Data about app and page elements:
== Segment start ==

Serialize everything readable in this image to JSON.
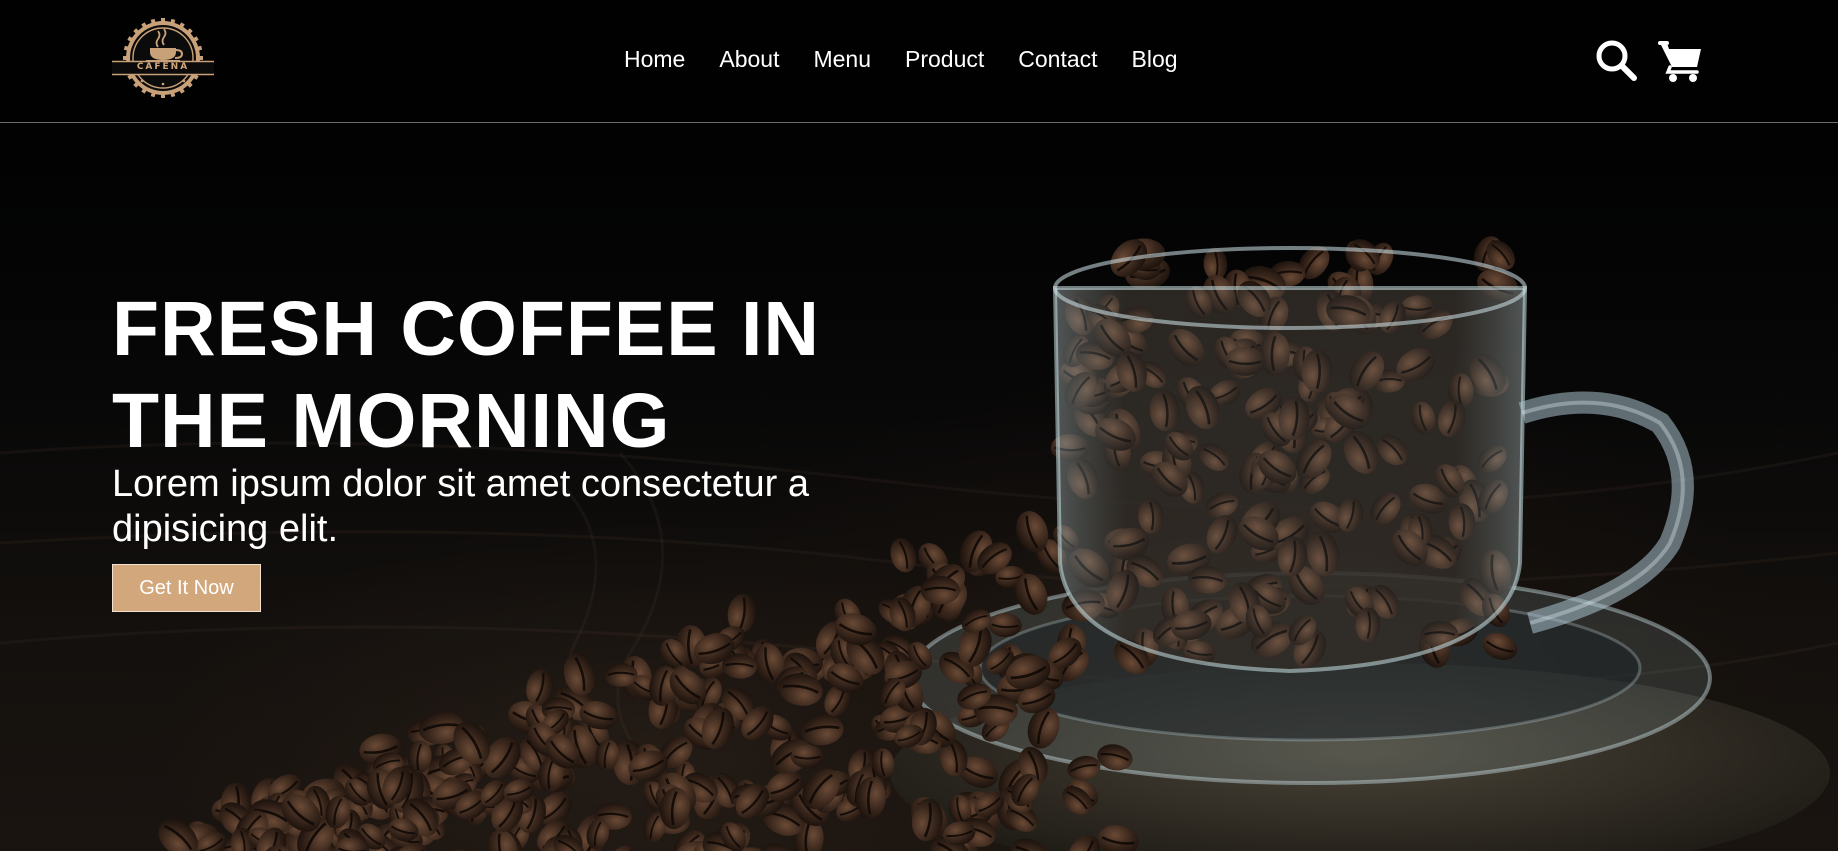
{
  "brand": {
    "logo_text": "CAFENA",
    "accent_color": "#d3a77c"
  },
  "nav": {
    "items": [
      {
        "label": "Home"
      },
      {
        "label": "About"
      },
      {
        "label": "Menu"
      },
      {
        "label": "Product"
      },
      {
        "label": "Contact"
      },
      {
        "label": "Blog"
      }
    ]
  },
  "header_icons": {
    "search": "search-icon",
    "cart": "shopping-cart-icon"
  },
  "hero": {
    "title": "FRESH COFFEE IN THE MORNING",
    "subtitle": "Lorem ipsum dolor sit amet consectetur a dipisicing elit.",
    "cta_label": "Get It Now",
    "background_image": "coffee-beans-in-glass-cup"
  }
}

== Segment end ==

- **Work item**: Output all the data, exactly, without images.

- **Your solution**:
Serialize everything readable in this image to JSON.
{
  "brand": {
    "logo_text": "CAFENA",
    "accent_color": "#d3a77c"
  },
  "nav": {
    "items": [
      {
        "label": "Home"
      },
      {
        "label": "About"
      },
      {
        "label": "Menu"
      },
      {
        "label": "Product"
      },
      {
        "label": "Contact"
      },
      {
        "label": "Blog"
      }
    ]
  },
  "header_icons": {
    "search": "search-icon",
    "cart": "shopping-cart-icon"
  },
  "hero": {
    "title": "FRESH COFFEE IN THE MORNING",
    "subtitle": "Lorem ipsum dolor sit amet consectetur a dipisicing elit.",
    "cta_label": "Get It Now",
    "background_image": "coffee-beans-in-glass-cup"
  }
}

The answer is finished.